A friend and business associate decided to quit. He had a small business, part of the dying breed of the self-employed.
He wasn't alone. The U.S. Bureau of Labor Statistics reports that the self-employed peaked in 2006 with 16.6 million. By 2011, it had declined by 2.1 million. It's now hovering at the lowest levels in 25 years. We self-employed are becoming lonely.
One of the deep wounds of the Great Recession is a loss of people in their own businesses. These enterprises may not employ many, but statistics demonstrate the majority of recent job losses have occurred in this sector. This decline stands in stark contrast to the typical trend during an economic slump when the self-employed tend to increase.
But unlike other recessions, small companies are not leading the charge back into recovery. Money and financing remains tight, but more so, optimism is at a premium. Despite a smattering of good economic news, most economists expect uninspiring growth in this new year.
Uncertainty blankets our Valley; motivation is fleeting. When my friend quit, no one else was in line to take his place.
Census Bureau statistics show a sharp decline in start-up businesses, down 17% from a few years ago and the fewest on record that began in 1977. Locally, the economy remains less vibrant, opportunities limited. You can only "tighten your belt" for so long. The will to hang on is disappearing.
As my friend said, "It's just not worth it anymore." And he's right. Not only is there a loss of entrepreneurial spirit, I sense a feeling of being alone.
What does it mean to be self-employed? I used to take comfort in the dozens of small family farmers around our land. Now I drive down our street and see vacant fields. What I believed was eternal had shifted.
Equally as significant, the landscape of small- and medium-sized towns in our Valley has changed. The recession wasn't the cause, the trend had been tracking downward for decades; the current economic woes simply sped up the process.
The local pharmacy. The mom-and-pop grocery store. The auto parts or repair shops. The corner diners and small-town hamburger joints. These good neighbors provided a visible meaning of what being self-employed embodied. (A precious few of these have somehow survived and I'm amazed.)
Do I sound nostalgic, longing for the good old days when everyone knew your name? I think I accept change. What I worry about is the loss of a generation during this recession. The prolonged downturn results in a broken link; there is no one around to take over and renew.
While I do believe we will recover, albeit very slowly, we are losing a type of institutional memory: knowledge held by a group of how to get things done. Typically, information is passed down from generation to generation, mentor to student. The transmission may be formal or informal, most often by stories and memories. It's a collaboration to preserve a way of life.
It forms a core of self-definition. These are the memories and lessons transferred from one era to another. This is how we do it in the Valley. It may not work in other places, but it's how we do it -- our own stamp of culture.

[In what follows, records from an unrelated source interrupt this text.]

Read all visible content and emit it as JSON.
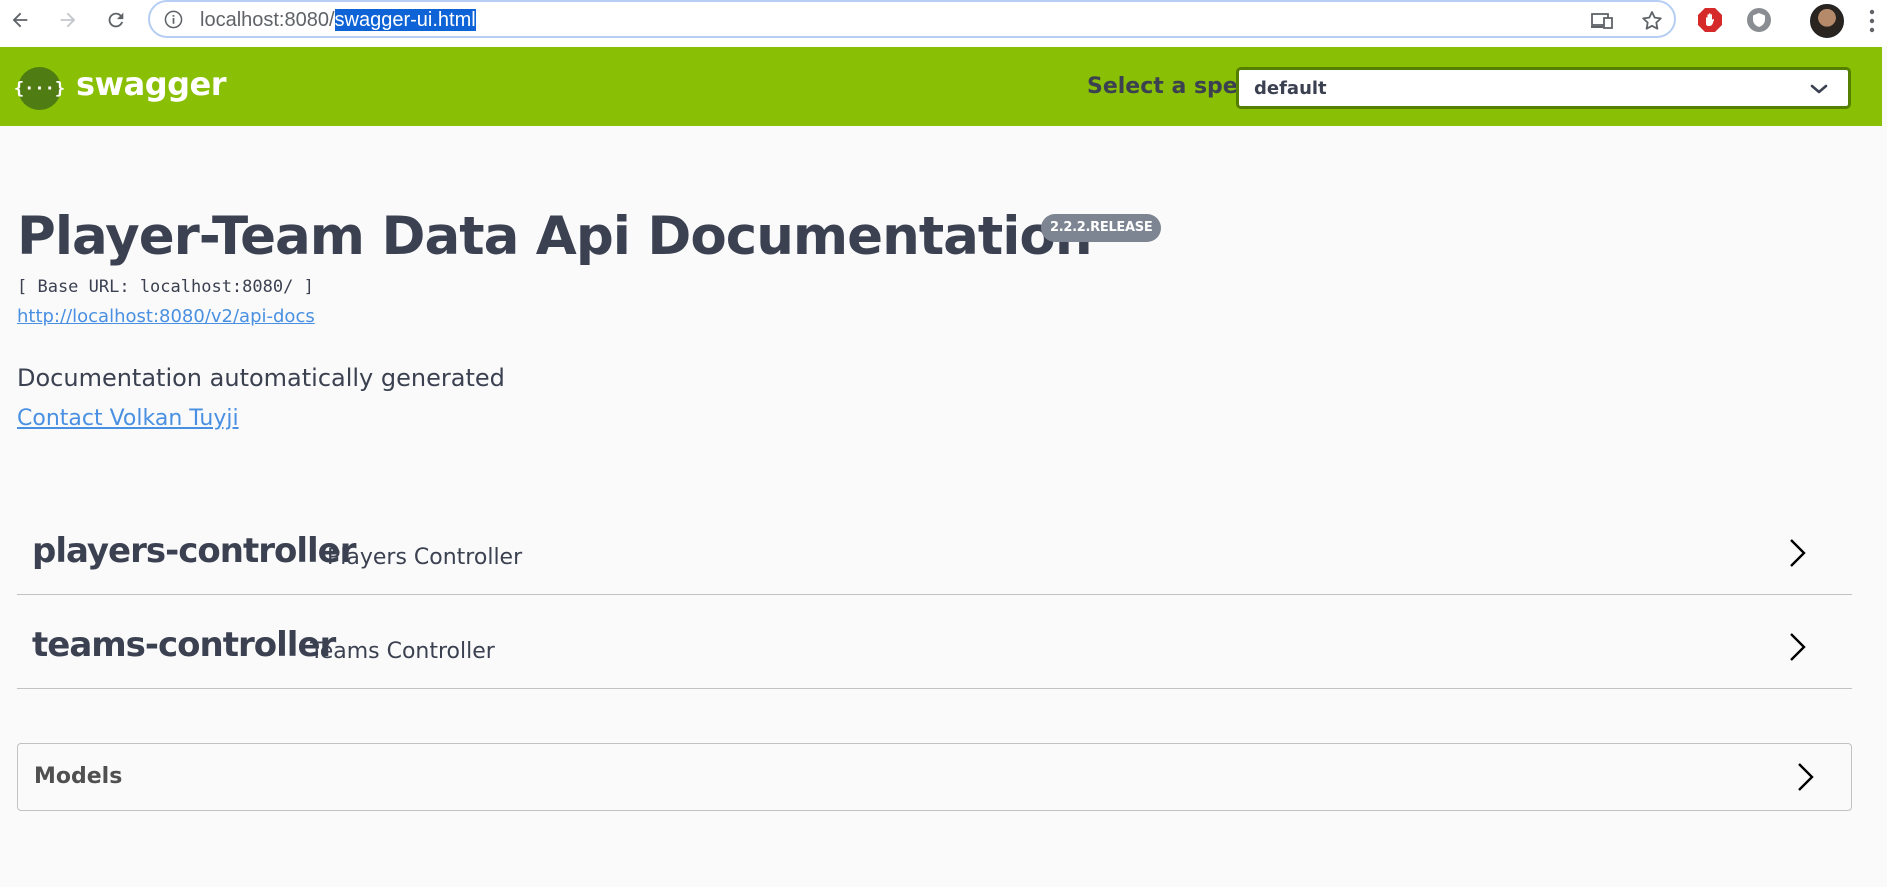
{
  "browser": {
    "url_host": "localhost:8080/",
    "url_path": "swagger-ui.html"
  },
  "topbar": {
    "logo_mark": "{···}",
    "brand": "swagger",
    "spec_label": "Select a spec",
    "spec_selected": "default"
  },
  "info": {
    "title": "Player-Team Data Api Documentation",
    "version": "2.2.2.RELEASE",
    "base_url": "[ Base URL: localhost:8080/ ]",
    "spec_link": "http://localhost:8080/v2/api-docs",
    "description": "Documentation automatically generated",
    "contact": "Contact Volkan Tuyji"
  },
  "tags": [
    {
      "name": "players-controller",
      "description": "Players Controller"
    },
    {
      "name": "teams-controller",
      "description": "Teams Controller"
    }
  ],
  "models": {
    "title": "Models"
  },
  "colors": {
    "topbar": "#89bf04",
    "link": "#4990e2",
    "text": "#3b4151",
    "badge": "#7d8492"
  }
}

It's a culture of sharing, like the specialized knowledge of the farmer who knew the hardpan pocket on the farm.
True, new technologies have rendered some jobs and businesses obsolete -- working on a car's carburetor is less vital today than 20 years ago. But the knowledge of process: the how and why is priceless. Machines and technology have increased our productivity immensely, but someplace in the equation, human capital still matters.
Even with the new technologies of auto repair and the computers to analyze problems, the sound of a car still plays a role in diagnosis. Who now teaches the young mechanic the art of listening and the rich information of sound?
An older relative lost her local pharmacist when it closed. She then started getting her prescriptions filled via mail order. The medications were fine; she saves some money. But she misses talking to other customers. They were part of a cultural community who grew old together. Places and their people do matter.
In the public sector, the loss of memory may not be felt for years. Consider the drastic cutbacks in public education and administrators we have lost. The assistant principal may be an endangered species, the counselor cut out, district office positions vanish. These were all training grounds for the next wave of principals. So where do these future leaders learn to lead? On the job?
So my friend who has quit -- he is not a failure. Nor is he just a victim of the times. He has a back-up plan and will be fine. What I'll miss is our conversations and the lost insight from his point of view -- lessons I will never learn. I'll be less of a person for it.
Award-winning author and organic farmer David Mas Masumoto of Del Rey writes about the San Joaquin Valley and its people. E-mail him at email@example.com.